as well as their application in catalysis and adsorption/separation....
When asked about the most important technology for the Process Industries, most people might offer 'reaction'. If one considers where value is really added, it is more probably in the separation and purification of the products. It is therefore a great pleasure to find that Professors Crittenden and Thomas have made a major contribution to this with their new book. My career has been spent in the Industrial Gases industry where cost-effectiveness of separation processes is the main way of creating competitive advantage....
This book is intended to present for the first time experimental methods to measure equilibria states of pure and mixed gases being adsorbed on the surface of solid materials. It has been written for engineers and scientists from industry and academia who are interested in adsorption based gas separation processes and/or in using gas adsorption for characterization of the porosity of solid materials

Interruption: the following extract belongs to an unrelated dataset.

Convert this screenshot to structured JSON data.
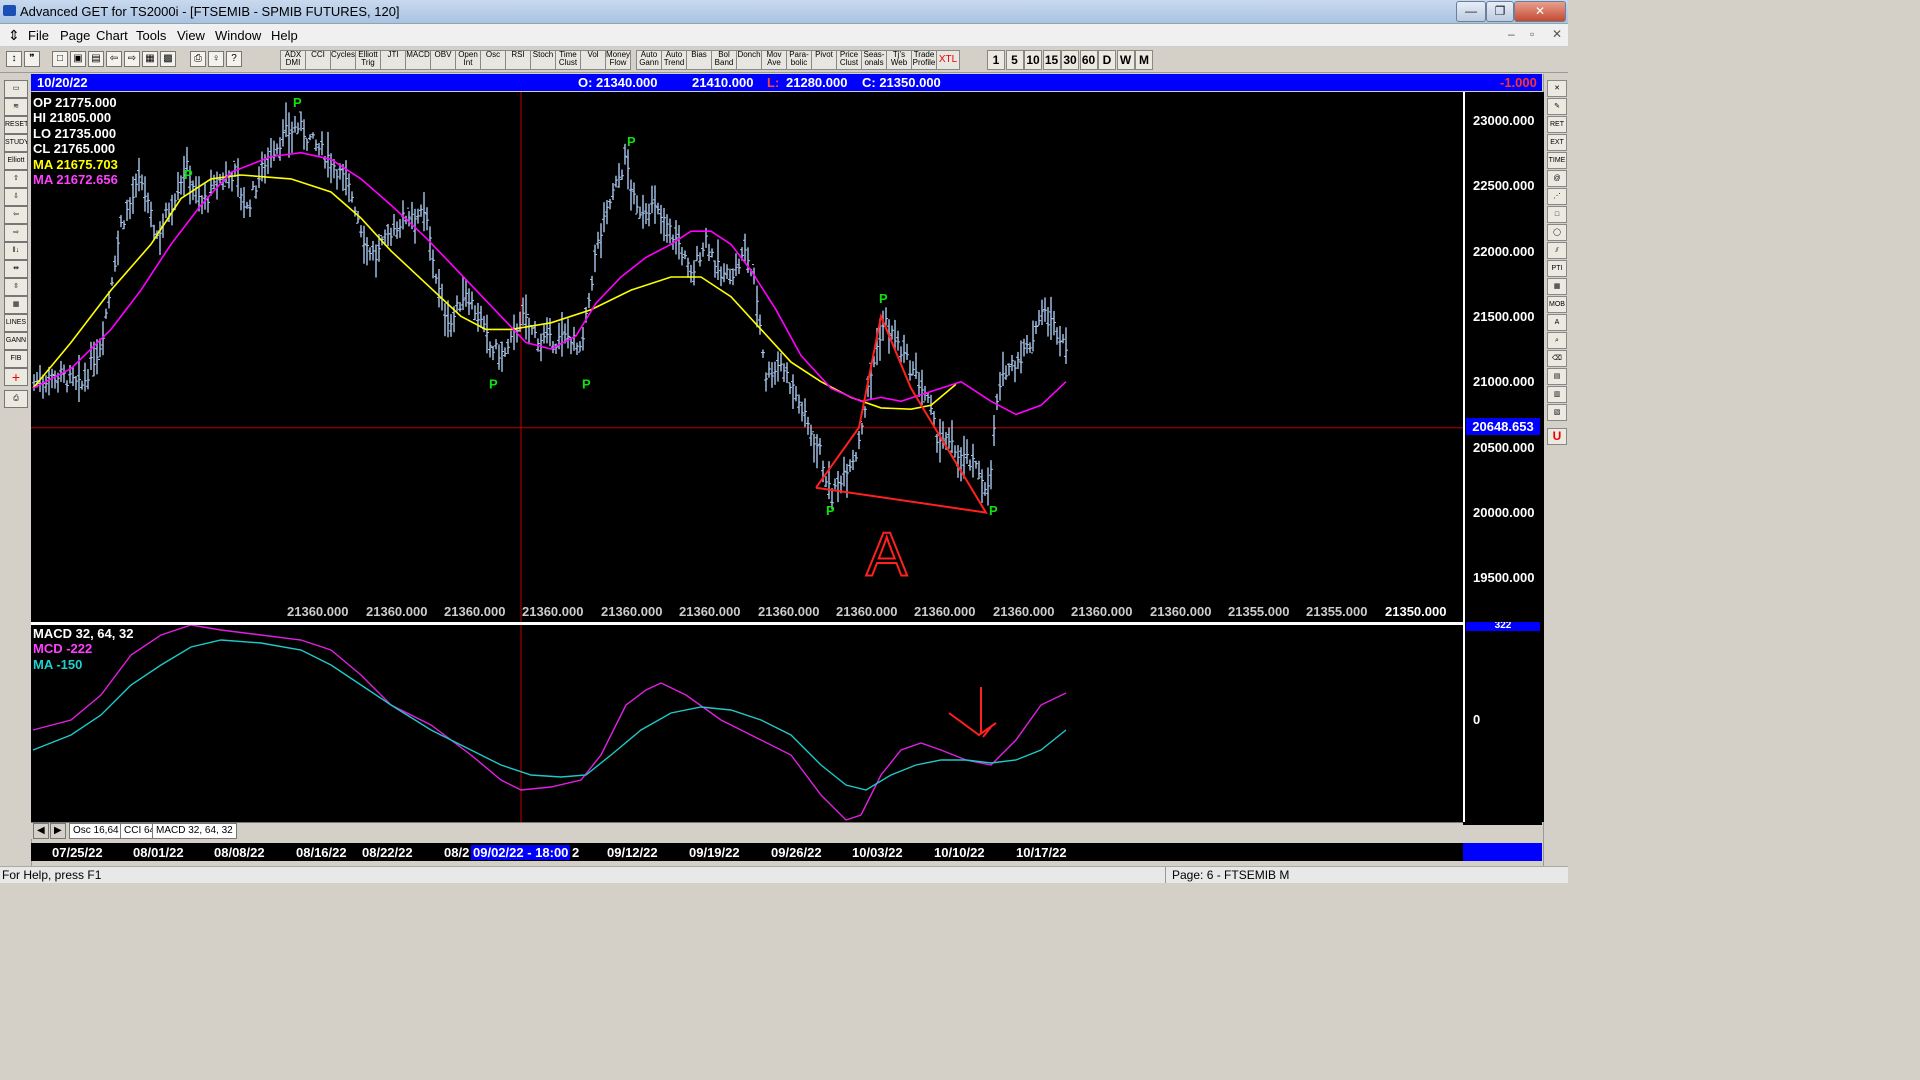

Since the invention of synthetic zeolites in 1959, innovations in sorbent development and adsorption process cycles have made adsorption a key separations tool in the chemical, petrochemical and pharmaceutical industries. In all future energy and environmental technologies, adsorption will likely play either a key or a limiting role. Some examples are hydrogen storage and CO removal (from hydrogen, to
Reactive liquid-liquid extraction of inorganic acids with amines and effect of solvating
diluents; Liquid extraction of tall oil from wastewaters of paper industry
• Supercritical fluid extraction of natural products; Enzymatic reactions in supercritical
CO2; Solubilities of liquids and solids in dense CO2 with entrainer
• Relation between the morphology and application properties of polymer catalysts and
• Study of the permeation and pervaporation of volatile organic substance (propan-1-ol,
• Observation of the competitive adsorption on Vycor glass membr...
The book "Developments in Electrochemistry" contains five feature articles in recent advanced electrochemistry. These selected feature articles emphasize physical phenomena rather than mathematical formalisms of electrochemistry.
Natural gas has traditionally been used as a feedstock for the chemical industry, and as a fuel for process and space heating. Recent advances in exploration, drilling techniques and hydraulic fracturing have made it possible for natural gas to become available in abundance (as of 2012). As natural gas displaces traditional petroleum use in various sectors, a certain amount of disruption is likely.
This book is intended as a guide to the selection or design of the principal kinds of chemical process equipment by engineers in school and industry. The level of treatment assumes an elementary knowledge of unit operations and transport phenomena.
● Adsorption chromatography
• The stationary phase is an adsorbent (like silica gel or any other
• The separation is based on repeated adsorption-desorption
● Normal-phase chromatography
• The stationary bed is strongly polar in nature (e.g., silica gel),
and the mobile phase is nonpolar (such as n-hexane or
• Polar samples are retained on the polar surface of the column
packing longer than less polar materials.
5A, 4A and 3A zeolites were successfully prepared using solid seeds at pilot scale. The adsorption properties of 5A, 4A and 3A zeolites were determined by adsorption isotherm method. The results showed that water adsorption capacity and rate of 5A and 4A zeolites were higher than those of 3A zeolite. Even at low vapor pressure of water of 4 mmHg, adsorption capacity of 5A, 4A and 3A zeolites also reached about 23%, 22% and 17%, respectively, and was much higher than that of silicagel (5%).